● **What the exercise asks**:
All of the entries below are to be repeated word for word.

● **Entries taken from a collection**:
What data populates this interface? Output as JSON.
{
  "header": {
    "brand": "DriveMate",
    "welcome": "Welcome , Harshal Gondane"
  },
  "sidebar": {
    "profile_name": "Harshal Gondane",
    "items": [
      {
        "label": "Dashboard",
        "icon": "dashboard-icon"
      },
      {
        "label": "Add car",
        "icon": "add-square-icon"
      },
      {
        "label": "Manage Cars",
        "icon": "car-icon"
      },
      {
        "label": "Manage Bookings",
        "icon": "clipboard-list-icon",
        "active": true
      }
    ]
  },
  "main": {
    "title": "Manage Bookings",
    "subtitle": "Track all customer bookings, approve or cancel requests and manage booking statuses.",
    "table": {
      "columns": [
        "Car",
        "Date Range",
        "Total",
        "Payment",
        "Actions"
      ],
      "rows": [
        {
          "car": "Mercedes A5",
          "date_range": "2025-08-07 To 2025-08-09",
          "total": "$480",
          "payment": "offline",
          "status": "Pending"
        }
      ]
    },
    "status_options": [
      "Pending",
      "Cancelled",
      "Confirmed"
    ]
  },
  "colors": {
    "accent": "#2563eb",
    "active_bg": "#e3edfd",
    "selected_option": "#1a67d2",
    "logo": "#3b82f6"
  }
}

● **Solved exercise**:
What data populates this interface? Output as JSON.
{
  "header": {
    "brand": "DriveMate",
    "welcome": "Welcome , Harshal Gondane"
  },
  "sidebar": {
    "profile_name": "Harshal Gondane",
    "items": [
      {
        "label": "Dashboard",
        "icon": "dashboard-icon"
      },
      {
        "label": "Add car",
        "icon": "add-square-icon"
      },
      {
        "label": "Manage Cars",
        "icon": "car-icon"
      },
      {
        "label": "Manage Bookings",
        "icon": "clipboard-list-icon",
        "active": true
      }
    ]
  },
  "main": {
    "title": "Manage Bookings",
    "subtitle": "Track all customer bookings, approve or cancel requests and manage booking statuses.",
    "table": {
      "columns": [
        "Car",
        "Date Range",
        "Total",
        "Payment",
        "Actions"
      ],
      "rows": [
        {
          "car": "Mercedes A5",
          "date_range": "2025-08-07 To 2025-08-09",
          "total": "$480",
          "payment": "offline",
          "status": "Pending"
        }
      ]
    },
    "status_options": [
      "Pending",
      "Cancelled",
      "Confirmed"
    ]
  },
  "colors": {
    "accent": "#2563eb",
    "active_bg": "#e3edfd",
    "selected_option": "#1a67d2",
    "logo": "#3b82f6"
  }
}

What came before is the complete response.